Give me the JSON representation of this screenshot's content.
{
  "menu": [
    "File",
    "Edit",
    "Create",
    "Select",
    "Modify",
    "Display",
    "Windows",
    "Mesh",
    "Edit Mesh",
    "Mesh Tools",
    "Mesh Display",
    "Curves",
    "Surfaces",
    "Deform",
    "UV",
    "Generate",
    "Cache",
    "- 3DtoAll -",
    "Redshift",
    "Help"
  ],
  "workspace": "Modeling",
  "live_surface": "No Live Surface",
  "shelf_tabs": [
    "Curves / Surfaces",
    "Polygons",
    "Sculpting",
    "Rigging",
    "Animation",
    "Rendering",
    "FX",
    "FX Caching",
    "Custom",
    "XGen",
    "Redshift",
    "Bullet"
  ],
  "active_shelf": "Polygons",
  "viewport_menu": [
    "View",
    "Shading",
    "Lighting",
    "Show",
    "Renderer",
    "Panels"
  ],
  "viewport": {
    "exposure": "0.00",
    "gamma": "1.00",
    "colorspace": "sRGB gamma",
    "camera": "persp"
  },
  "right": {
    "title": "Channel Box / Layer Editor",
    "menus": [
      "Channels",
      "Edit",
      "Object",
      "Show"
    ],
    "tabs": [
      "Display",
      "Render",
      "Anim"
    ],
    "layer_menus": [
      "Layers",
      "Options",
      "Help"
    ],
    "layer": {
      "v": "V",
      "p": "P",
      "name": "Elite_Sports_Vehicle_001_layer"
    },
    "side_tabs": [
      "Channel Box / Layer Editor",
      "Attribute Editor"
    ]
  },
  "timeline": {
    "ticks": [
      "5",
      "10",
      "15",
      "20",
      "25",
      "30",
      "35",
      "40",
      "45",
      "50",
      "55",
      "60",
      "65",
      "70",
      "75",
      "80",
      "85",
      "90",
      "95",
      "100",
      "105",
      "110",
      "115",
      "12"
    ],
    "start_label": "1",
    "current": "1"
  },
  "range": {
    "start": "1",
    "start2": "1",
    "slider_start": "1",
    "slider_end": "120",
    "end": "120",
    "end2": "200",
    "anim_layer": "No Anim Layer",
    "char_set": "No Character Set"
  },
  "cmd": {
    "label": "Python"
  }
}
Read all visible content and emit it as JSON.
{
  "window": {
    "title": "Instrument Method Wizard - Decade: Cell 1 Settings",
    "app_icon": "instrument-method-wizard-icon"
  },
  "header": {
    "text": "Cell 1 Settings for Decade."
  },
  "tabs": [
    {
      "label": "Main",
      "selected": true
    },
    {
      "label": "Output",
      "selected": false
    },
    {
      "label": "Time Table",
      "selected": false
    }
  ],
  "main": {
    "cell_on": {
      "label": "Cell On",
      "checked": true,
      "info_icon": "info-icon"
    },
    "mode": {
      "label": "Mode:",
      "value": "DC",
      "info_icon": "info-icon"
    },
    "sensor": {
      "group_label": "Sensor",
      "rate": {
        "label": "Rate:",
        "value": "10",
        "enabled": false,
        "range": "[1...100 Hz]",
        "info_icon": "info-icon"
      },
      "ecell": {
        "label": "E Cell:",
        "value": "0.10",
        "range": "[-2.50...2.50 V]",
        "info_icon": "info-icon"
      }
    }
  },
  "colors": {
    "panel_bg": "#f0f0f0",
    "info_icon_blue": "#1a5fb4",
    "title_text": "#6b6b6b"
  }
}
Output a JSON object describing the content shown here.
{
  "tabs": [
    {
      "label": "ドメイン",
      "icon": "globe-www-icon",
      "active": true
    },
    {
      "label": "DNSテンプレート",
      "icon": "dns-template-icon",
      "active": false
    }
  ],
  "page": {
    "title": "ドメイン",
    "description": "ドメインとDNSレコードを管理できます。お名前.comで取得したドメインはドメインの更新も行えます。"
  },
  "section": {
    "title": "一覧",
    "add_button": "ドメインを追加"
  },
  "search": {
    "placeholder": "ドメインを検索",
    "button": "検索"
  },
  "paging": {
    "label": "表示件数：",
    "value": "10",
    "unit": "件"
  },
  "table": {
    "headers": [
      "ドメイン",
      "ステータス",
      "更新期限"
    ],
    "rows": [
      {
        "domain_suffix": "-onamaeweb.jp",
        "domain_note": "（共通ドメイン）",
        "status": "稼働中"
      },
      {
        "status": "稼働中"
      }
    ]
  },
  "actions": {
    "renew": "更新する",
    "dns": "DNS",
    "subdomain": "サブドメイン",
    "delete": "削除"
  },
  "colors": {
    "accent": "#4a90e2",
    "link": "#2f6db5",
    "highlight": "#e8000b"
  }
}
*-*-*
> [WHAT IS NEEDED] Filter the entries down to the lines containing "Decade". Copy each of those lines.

> [RESPONSE AREA]
    "title": "Instrument Method Wizard - Decade: Cell 1 Settings",
    "text": "Cell 1 Settings for Decade."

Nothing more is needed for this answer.